As a PR professional tethered at all times to some sort of device, it’s easy to let work take over your whole life. But our passion projects are a huge part of what make us unique communicators, bringing a diverse range of experience to our daily work.
Raise your hand if you’ve seen the movie Pitch Perfect. Keep it raised if you recognize these two crazies from the movie:
Well, that’s me, to a certain extent. If you didn’t know, the movie Pitch Perfect is actually based loosely on a book written about the International Championship of Collegiate A Cappella, or the “ICCA” for short. This tournament has been happening for 20 years, and I’m one of the people that helps make it happen. More specifically, I coordinate the high school level of the tournament—the International Championship of High School A Cappella (ICHSA).
I’ve been working with Varsity Vocals—the organization that runs both tournaments—for more than 10 years.

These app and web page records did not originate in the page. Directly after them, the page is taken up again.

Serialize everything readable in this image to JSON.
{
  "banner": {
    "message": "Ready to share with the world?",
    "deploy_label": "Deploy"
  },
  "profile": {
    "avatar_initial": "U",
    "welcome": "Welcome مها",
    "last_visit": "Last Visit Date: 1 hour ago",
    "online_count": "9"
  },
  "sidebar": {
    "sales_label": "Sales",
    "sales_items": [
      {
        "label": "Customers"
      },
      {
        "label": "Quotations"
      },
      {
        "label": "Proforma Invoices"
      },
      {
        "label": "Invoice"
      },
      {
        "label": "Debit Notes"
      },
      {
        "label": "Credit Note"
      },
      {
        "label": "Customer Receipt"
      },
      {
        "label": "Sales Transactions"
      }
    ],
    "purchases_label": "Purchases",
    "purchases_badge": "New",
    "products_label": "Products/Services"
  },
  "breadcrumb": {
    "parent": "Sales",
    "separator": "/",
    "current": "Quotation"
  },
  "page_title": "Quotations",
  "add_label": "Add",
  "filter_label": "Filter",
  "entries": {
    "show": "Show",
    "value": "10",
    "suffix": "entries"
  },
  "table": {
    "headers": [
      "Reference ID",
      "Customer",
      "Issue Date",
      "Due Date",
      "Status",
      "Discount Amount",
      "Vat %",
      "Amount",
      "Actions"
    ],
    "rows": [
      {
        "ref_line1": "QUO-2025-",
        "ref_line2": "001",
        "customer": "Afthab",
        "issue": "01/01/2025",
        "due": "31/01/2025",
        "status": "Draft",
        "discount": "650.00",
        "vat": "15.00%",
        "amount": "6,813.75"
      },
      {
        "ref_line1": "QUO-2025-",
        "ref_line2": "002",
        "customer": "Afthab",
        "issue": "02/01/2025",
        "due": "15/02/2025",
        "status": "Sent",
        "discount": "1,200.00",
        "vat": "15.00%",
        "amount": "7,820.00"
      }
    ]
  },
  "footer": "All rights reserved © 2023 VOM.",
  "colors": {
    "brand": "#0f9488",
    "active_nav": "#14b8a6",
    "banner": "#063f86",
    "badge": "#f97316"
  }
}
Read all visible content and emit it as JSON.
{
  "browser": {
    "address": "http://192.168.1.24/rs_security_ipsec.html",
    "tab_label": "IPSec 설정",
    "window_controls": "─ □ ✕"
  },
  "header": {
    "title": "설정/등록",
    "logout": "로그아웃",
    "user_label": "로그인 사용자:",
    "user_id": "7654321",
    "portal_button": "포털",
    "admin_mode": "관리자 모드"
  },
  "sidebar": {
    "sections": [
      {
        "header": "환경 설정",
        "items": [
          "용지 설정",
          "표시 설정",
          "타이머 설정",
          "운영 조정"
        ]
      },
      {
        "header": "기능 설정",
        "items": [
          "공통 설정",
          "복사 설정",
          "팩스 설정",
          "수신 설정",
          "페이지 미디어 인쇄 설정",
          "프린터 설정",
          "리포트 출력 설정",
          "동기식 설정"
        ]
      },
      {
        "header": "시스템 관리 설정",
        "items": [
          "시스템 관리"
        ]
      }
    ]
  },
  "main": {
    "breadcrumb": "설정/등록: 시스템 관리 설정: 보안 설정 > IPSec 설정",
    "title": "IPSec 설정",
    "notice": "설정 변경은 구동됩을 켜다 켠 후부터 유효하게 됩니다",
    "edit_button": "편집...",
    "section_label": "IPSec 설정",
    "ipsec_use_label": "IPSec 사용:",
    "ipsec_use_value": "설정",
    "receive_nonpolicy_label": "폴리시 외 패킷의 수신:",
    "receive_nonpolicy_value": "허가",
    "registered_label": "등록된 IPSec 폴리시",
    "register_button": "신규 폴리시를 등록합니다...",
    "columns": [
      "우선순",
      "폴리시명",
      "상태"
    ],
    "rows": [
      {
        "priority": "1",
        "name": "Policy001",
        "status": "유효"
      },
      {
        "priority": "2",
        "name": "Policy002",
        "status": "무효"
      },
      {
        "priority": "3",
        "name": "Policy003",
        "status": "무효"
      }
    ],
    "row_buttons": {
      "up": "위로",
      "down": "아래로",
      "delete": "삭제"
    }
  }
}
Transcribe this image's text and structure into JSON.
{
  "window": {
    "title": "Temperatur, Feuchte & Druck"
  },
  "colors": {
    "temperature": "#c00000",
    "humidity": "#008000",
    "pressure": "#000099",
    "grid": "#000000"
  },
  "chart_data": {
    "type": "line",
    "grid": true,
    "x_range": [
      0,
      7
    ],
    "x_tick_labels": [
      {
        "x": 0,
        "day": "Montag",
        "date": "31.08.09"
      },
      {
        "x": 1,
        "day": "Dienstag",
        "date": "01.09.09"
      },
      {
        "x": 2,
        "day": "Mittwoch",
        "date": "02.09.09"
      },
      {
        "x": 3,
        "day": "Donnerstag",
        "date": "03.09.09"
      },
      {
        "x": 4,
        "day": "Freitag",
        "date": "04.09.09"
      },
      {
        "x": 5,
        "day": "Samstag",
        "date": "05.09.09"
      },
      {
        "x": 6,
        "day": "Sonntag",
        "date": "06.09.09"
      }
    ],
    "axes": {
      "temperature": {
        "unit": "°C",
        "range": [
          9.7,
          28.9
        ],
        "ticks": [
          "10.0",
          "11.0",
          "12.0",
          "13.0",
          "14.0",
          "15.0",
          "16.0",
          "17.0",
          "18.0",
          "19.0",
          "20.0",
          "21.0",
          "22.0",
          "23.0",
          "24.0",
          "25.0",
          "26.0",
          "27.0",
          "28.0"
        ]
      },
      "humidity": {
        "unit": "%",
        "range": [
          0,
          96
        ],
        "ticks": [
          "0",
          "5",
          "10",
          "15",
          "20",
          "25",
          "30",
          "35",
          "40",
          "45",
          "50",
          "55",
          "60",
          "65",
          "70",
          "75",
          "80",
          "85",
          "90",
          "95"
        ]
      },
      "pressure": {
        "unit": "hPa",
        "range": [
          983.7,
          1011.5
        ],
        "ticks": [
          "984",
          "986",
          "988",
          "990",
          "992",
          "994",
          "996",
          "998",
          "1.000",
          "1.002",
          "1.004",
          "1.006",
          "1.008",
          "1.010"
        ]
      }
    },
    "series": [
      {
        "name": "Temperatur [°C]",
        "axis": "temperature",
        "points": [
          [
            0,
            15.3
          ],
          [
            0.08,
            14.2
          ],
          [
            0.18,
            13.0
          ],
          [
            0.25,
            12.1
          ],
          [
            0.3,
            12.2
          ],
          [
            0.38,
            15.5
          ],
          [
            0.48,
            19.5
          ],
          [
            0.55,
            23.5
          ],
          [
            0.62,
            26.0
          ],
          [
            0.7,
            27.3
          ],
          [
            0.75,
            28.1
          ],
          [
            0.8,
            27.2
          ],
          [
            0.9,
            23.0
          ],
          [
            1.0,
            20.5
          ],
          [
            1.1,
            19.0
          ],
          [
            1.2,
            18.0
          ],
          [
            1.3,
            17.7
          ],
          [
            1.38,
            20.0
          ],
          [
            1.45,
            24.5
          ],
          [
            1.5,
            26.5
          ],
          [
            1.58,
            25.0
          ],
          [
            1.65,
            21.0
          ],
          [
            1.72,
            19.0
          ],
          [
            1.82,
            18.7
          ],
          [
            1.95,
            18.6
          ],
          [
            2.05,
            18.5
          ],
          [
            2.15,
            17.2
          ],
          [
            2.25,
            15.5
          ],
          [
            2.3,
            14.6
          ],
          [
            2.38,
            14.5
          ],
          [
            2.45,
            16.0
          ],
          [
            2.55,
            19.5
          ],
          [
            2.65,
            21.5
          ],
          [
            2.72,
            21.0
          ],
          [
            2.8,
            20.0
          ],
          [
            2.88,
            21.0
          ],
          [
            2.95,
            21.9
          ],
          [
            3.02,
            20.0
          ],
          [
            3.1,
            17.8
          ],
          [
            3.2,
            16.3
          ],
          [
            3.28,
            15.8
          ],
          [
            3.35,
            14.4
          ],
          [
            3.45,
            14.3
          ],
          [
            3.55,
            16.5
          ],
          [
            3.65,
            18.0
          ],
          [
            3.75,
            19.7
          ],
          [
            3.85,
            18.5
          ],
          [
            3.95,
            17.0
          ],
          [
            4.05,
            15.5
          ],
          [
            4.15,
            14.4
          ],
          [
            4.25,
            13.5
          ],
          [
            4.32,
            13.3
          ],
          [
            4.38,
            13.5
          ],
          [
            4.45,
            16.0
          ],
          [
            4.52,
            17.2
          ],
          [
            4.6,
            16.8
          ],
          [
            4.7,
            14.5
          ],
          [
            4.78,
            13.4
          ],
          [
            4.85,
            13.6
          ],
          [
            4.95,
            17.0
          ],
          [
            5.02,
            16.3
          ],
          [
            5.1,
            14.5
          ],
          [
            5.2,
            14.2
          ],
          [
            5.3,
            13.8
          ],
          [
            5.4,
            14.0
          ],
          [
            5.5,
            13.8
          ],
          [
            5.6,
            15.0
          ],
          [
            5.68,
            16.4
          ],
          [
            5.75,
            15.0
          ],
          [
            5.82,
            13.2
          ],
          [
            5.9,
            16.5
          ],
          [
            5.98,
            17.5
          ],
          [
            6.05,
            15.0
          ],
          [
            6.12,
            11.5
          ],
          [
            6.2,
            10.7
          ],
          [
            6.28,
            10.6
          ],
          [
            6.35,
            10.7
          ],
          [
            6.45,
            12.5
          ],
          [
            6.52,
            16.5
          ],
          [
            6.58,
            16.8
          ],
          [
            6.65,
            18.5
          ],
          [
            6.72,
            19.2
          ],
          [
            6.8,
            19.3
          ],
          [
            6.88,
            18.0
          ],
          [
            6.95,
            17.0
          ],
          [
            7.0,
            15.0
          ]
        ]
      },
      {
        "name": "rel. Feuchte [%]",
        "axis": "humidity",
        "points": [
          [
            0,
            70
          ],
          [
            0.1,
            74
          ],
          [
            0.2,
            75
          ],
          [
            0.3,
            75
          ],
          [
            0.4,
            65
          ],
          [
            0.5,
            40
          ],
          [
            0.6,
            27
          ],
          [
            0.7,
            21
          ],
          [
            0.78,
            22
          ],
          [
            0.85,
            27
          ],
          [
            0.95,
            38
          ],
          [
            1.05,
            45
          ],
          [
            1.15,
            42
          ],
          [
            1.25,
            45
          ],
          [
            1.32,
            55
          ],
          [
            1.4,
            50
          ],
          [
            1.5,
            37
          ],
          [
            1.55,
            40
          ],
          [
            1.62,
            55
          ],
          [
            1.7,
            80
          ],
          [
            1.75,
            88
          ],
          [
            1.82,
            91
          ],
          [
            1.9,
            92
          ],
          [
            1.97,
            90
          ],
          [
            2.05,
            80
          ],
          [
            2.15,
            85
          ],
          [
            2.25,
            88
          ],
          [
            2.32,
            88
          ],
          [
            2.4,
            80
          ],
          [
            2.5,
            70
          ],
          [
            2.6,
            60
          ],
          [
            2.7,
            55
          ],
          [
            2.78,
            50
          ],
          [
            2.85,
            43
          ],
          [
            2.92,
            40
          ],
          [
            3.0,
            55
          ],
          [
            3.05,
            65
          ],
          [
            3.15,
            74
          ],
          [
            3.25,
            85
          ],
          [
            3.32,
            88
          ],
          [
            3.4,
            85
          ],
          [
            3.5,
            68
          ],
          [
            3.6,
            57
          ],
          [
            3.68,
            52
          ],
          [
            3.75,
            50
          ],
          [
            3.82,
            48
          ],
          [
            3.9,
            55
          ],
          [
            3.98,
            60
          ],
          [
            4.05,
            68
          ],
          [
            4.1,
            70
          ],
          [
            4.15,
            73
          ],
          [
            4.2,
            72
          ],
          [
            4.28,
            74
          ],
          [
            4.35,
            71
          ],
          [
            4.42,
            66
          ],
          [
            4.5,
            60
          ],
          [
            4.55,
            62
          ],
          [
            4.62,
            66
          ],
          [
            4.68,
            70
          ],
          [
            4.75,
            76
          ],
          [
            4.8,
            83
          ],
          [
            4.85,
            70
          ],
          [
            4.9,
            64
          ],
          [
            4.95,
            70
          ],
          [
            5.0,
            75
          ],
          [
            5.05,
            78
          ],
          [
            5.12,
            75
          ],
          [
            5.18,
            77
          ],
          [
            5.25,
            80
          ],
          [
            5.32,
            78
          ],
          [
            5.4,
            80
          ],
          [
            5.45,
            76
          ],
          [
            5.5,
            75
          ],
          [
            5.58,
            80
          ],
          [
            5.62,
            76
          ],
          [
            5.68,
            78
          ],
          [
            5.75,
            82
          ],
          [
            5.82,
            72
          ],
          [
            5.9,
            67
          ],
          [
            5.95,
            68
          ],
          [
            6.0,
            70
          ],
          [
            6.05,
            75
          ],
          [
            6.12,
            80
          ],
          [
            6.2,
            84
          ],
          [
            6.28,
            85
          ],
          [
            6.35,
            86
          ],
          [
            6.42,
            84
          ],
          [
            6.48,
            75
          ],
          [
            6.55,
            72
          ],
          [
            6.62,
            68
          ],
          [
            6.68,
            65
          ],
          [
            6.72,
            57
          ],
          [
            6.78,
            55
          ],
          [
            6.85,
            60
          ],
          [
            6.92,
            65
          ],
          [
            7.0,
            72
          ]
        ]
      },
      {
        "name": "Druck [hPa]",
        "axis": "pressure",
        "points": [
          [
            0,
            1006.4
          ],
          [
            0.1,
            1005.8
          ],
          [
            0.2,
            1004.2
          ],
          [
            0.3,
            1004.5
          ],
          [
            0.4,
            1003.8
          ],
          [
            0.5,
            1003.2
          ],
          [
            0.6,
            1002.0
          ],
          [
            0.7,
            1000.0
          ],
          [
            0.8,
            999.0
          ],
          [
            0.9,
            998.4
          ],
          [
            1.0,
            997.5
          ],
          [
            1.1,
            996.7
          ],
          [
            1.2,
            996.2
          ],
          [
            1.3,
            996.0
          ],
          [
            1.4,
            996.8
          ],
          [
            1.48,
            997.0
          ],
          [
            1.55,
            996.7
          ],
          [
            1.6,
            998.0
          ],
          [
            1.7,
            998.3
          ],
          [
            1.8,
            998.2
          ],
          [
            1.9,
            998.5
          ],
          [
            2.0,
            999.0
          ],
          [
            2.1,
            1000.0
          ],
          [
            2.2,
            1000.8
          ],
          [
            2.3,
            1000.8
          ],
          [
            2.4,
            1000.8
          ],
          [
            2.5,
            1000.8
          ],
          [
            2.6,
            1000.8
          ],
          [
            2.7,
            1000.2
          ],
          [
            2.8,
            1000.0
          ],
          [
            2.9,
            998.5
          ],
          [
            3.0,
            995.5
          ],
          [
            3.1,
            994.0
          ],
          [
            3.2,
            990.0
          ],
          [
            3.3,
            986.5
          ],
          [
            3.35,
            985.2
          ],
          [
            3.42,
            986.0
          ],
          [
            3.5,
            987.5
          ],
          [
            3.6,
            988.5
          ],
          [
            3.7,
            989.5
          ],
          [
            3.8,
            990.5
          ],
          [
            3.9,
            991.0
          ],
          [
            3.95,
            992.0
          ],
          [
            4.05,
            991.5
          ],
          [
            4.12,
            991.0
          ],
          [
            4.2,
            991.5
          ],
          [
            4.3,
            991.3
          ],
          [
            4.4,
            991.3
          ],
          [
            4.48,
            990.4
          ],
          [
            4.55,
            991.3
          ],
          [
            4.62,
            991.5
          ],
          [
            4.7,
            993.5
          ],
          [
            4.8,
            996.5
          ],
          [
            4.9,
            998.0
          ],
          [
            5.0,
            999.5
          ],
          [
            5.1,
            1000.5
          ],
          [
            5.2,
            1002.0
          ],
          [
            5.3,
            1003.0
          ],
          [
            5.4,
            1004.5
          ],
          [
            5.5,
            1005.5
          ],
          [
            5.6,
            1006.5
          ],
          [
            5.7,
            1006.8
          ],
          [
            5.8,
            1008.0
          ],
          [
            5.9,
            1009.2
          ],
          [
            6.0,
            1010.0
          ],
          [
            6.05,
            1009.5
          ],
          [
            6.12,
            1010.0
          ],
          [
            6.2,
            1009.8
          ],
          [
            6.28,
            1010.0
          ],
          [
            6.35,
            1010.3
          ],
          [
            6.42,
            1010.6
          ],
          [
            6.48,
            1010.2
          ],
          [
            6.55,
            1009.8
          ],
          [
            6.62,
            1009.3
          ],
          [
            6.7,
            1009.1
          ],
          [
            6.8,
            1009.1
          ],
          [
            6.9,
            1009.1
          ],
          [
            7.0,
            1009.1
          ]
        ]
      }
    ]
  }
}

When I was in college, I sang with an a cappella group that competed in the tournament. I wanted to stay connected to music in some small way, so I asked the organizers of the tournament how I could help. At the time, the high school level of the tournament was very small—holding only a few shows each year. I joined to help grow the tournament.
Over the last several years, in large part thanks to the commercial success of Pitch Perfect, The Sing-Off and Pentatonix, the tournament has grown exponentially. More than 150 high school groups competed in the ICHSA this year, at 17 quarterfinal and semifinal events around the country. Even though it’s not my day job, I still manage the tournament and a team of regional producers who run each event. It never feels like an extra burden though, because it’s something I love.
On that note, here are a few tips for keeping your professional and personal life in tune with each other:
Learn how to say no to things that don’t make you happy or bring you some sort of personal fulfillment. Your spare time is precious, and it’s easy to get pulled into a million extracurricular things, from serving on boards, to attending networking events that seem to be happening every night. It’s absolutely beneficial to do some of those things, but you also have to commit to carving out time for the things that you truly love.
Marry your passion projects with your professional skills. Did you play soccer in high school and miss the game? Volunteer for a local children’s soccer league as a coach, or see if your area has a semi-professional league that you can help run social media or offer your PR services pro-bono. Working with Varsity Vocals started off as a way for me to stay connected to the a cappella world, but it’s also taught me about event planning, people management, public speaking and public relations.
Last, and most important:
Share what you love in your professional life. Not only does it make you more human, it might help you connect with your coworkers and clients on a more personal level. I brought in my old college a cappella group to sing at a company function last year and found the head of a local association sings in a semi-professional a cappella group! A couple coworkers have also come to shows to support me—one even flew to New York City for the Finals!
And, for those of you on the east coast, tickets are still available for ICHSA Finals at the Town Hall in New York City on Friday, April 29. It’ll be an aca-awesome show, I promise!
Andie Poole is a member of the Central Michigan PRSA chapter and a senior account executive at Martin Waymire, a Lansing, Michigan-based public relations and marketing firm. She’s also the director of high school programming for Varsity Vocals. Andie and her husband Andrew live in East Lansing with their human child, daughter Elliot (1) and dog child, Einstein (5) and love cheering on the Michigan State Spartans with a good craft beer in hand. Follow her on Twitter at @andiepoole.